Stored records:
======

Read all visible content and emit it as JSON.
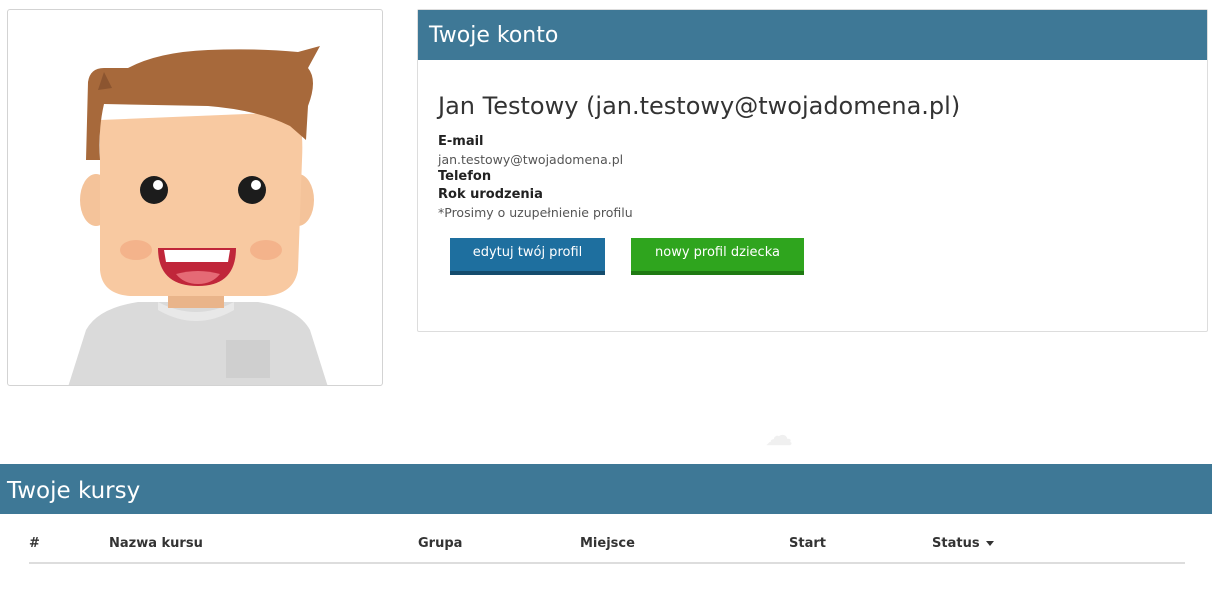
{
  "account": {
    "title": "Twoje konto",
    "user_name": "Jan Testowy (jan.testowy@twojadomena.pl)",
    "email_label": "E-mail",
    "email_value": "jan.testowy@twojadomena.pl",
    "phone_label": "Telefon",
    "birth_year_label": "Rok urodzenia",
    "profile_note": "*Prosimy o uzupełnienie profilu",
    "edit_button": "edytuj twój profil",
    "new_child_button": "nowy profil dziecka"
  },
  "avatar": {
    "icon": "cartoon-avatar"
  },
  "courses": {
    "title": "Twoje kursy",
    "columns": [
      "#",
      "Nazwa kursu",
      "Grupa",
      "Miejsce",
      "Start",
      "Status"
    ],
    "sort_icon": "caret-down-icon",
    "rows": []
  },
  "colors": {
    "header_bg": "#3e7896",
    "edit_button": "#1e6f9f",
    "child_button": "#2fa51e"
  }
}
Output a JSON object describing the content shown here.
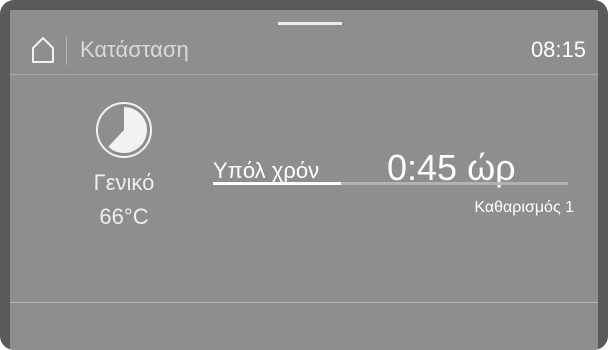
{
  "header": {
    "home_icon": "home-icon",
    "title": "Κατάσταση",
    "time": "08:15"
  },
  "program": {
    "icon": "pie-progress-icon",
    "name": "Γενικό",
    "temperature": "66°C"
  },
  "remaining": {
    "label": "Υπόλ χρόν",
    "value": "0:45 ώρ",
    "progress_fraction": 0.36
  },
  "phase": {
    "text": "Καθαρισμός 1"
  },
  "colors": {
    "screen_bg": "#8e8e8e",
    "bezel": "#5a5a5a",
    "text": "#ffffff",
    "progress_track": "#b2b2b2",
    "progress_fill": "#ffffff"
  }
}
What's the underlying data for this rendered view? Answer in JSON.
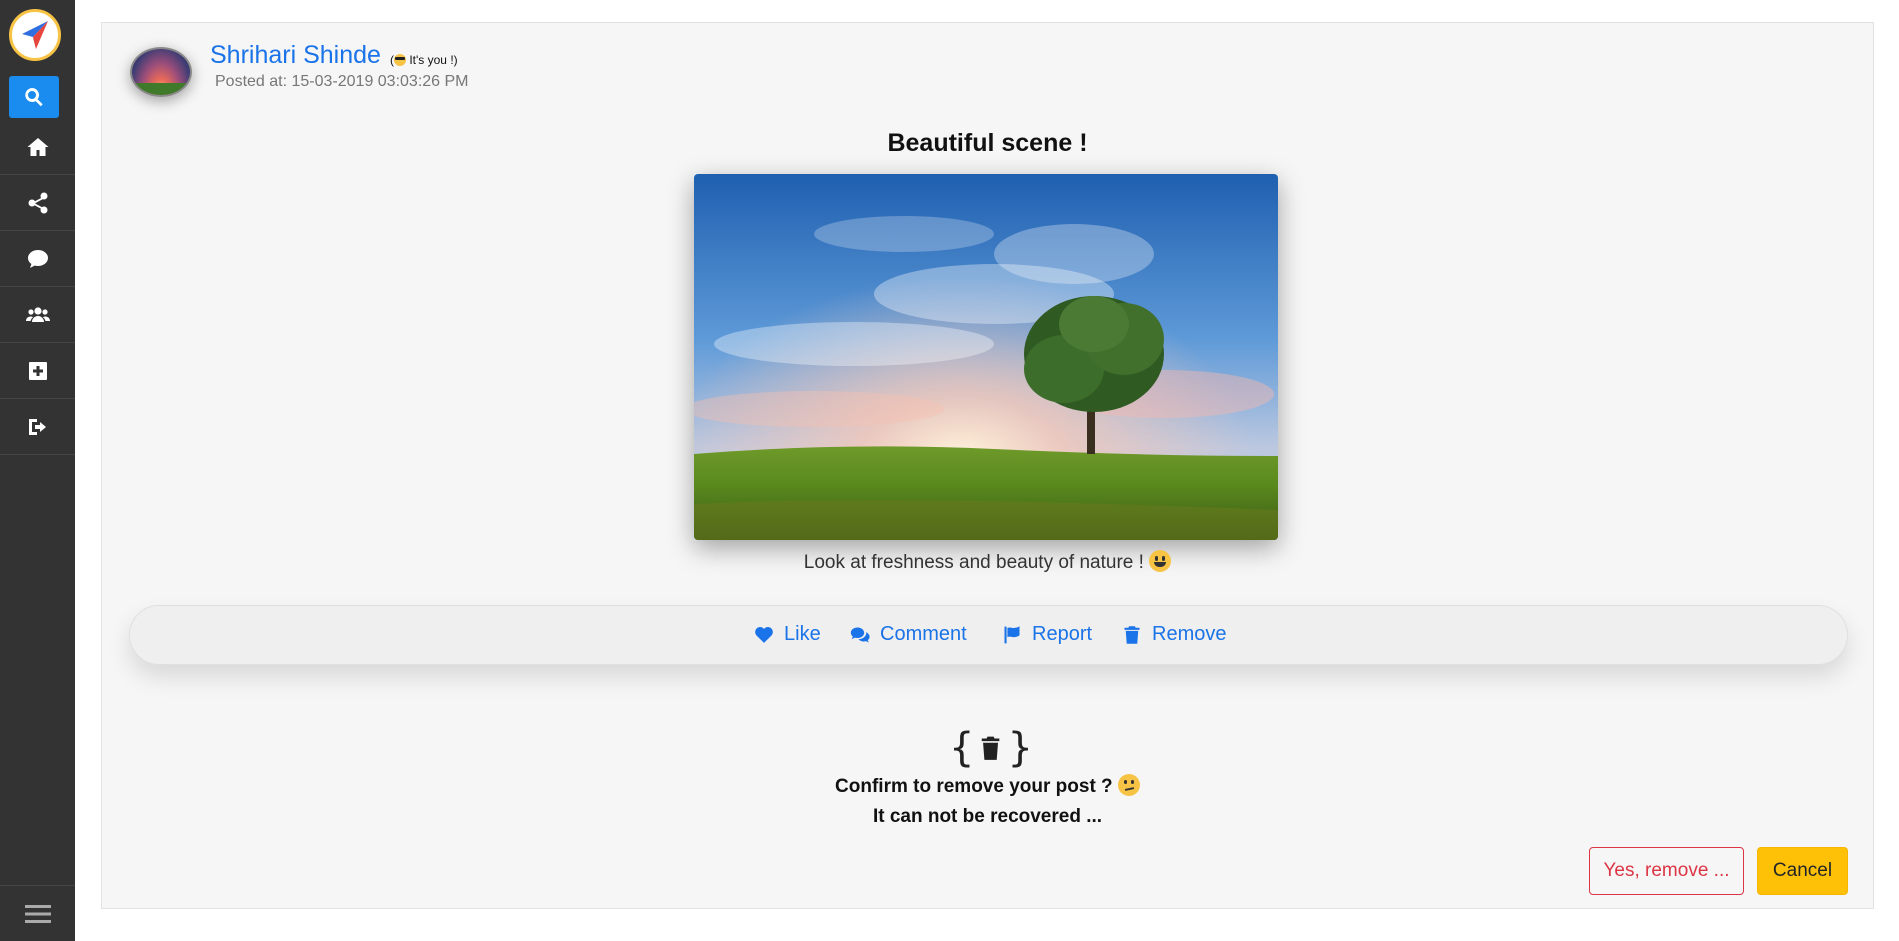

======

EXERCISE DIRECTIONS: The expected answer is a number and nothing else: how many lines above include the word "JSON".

SOLUTION FOR THIS TASK: 3